WHAT IS NEEDED: Copy all entries without alteration and skip the pictures they hold.
### INPUT DATA
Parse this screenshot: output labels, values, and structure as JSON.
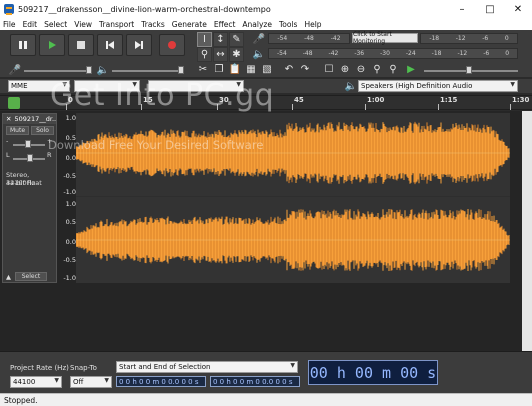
{
  "window": {
    "title": "509217__drakensson__divine-lion-warm-orchestral-downtempo"
  },
  "menu": [
    "File",
    "Edit",
    "Select",
    "View",
    "Transport",
    "Tracks",
    "Generate",
    "Effect",
    "Analyze",
    "Tools",
    "Help"
  ],
  "meters": {
    "record_ticks": [
      "-54",
      "-48",
      "-42",
      "Click to Start Monitoring",
      "-18",
      "-12",
      "-6",
      "0"
    ],
    "play_ticks": [
      "-54",
      "-48",
      "-42",
      "-36",
      "-30",
      "-24",
      "-18",
      "-12",
      "-6",
      "0"
    ],
    "monitor_label": "Click to Start Monitoring"
  },
  "device": {
    "host": "MME",
    "output": "Speakers (High Definition Audio"
  },
  "watermark": {
    "line1": "Get Into PC.gq",
    "line2": "Download Free Your Desired Software"
  },
  "ruler": {
    "ticks": [
      "0",
      "15",
      "30",
      "45",
      "1:00",
      "1:15",
      "1:30"
    ]
  },
  "track": {
    "name": "509217__dr...",
    "mute": "Mute",
    "solo": "Solo",
    "gain_minus": "-",
    "gain_plus": "+",
    "pan_l": "L",
    "pan_r": "R",
    "info1": "Stereo, 44100Hz",
    "info2": "32-bit float",
    "select": "Select",
    "scale_top": [
      "1.0",
      "0.5",
      "0.0",
      "-0.5",
      "-1.0"
    ],
    "scale_bottom": [
      "1.0",
      "0.5",
      "0.0",
      "-0.5",
      "-1.0"
    ],
    "colors": {
      "wave": "#f7a03a",
      "wave_dark": "#d9822b"
    }
  },
  "selection_toolbar": {
    "project_rate_label": "Project Rate (Hz)",
    "project_rate_value": "44100",
    "snap_label": "Snap-To",
    "snap_value": "Off",
    "selection_mode": "Start and End of Selection",
    "start_time": "0 0 h 0 0 m 0 0.0 0 0 s",
    "end_time": "0 0 h 0 0 m 0 0.0 0 0 s",
    "audio_position": "00 h 00 m 00 s"
  },
  "status": {
    "text": "Stopped."
  }
}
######
RESPONSE AREA:
Parse this screenshot: output labels, values, and structure as JSON.
{
  "window": {
    "title": "509217__drakensson__divine-lion-warm-orchestral-downtempo"
  },
  "menu": [
    "File",
    "Edit",
    "Select",
    "View",
    "Transport",
    "Tracks",
    "Generate",
    "Effect",
    "Analyze",
    "Tools",
    "Help"
  ],
  "meters": {
    "record_ticks": [
      "-54",
      "-48",
      "-42",
      "Click to Start Monitoring",
      "-18",
      "-12",
      "-6",
      "0"
    ],
    "play_ticks": [
      "-54",
      "-48",
      "-42",
      "-36",
      "-30",
      "-24",
      "-18",
      "-12",
      "-6",
      "0"
    ],
    "monitor_label": "Click to Start Monitoring"
  },
  "device": {
    "host": "MME",
    "output": "Speakers (High Definition Audio"
  },
  "watermark": {
    "line1": "Get Into PC.gq",
    "line2": "Download Free Your Desired Software"
  },
  "ruler": {
    "ticks": [
      "0",
      "15",
      "30",
      "45",
      "1:00",
      "1:15",
      "1:30"
    ]
  },
  "track": {
    "name": "509217__dr...",
    "mute": "Mute",
    "solo": "Solo",
    "gain_minus": "-",
    "gain_plus": "+",
    "pan_l": "L",
    "pan_r": "R",
    "info1": "Stereo, 44100Hz",
    "info2": "32-bit float",
    "select": "Select",
    "scale_top": [
      "1.0",
      "0.5",
      "0.0",
      "-0.5",
      "-1.0"
    ],
    "scale_bottom": [
      "1.0",
      "0.5",
      "0.0",
      "-0.5",
      "-1.0"
    ],
    "colors": {
      "wave": "#f7a03a",
      "wave_dark": "#d9822b"
    }
  },
  "selection_toolbar": {
    "project_rate_label": "Project Rate (Hz)",
    "project_rate_value": "44100",
    "snap_label": "Snap-To",
    "snap_value": "Off",
    "selection_mode": "Start and End of Selection",
    "start_time": "0 0 h 0 0 m 0 0.0 0 0 s",
    "end_time": "0 0 h 0 0 m 0 0.0 0 0 s",
    "audio_position": "00 h 00 m 00 s"
  },
  "status": {
    "text": "Stopped."
  }
}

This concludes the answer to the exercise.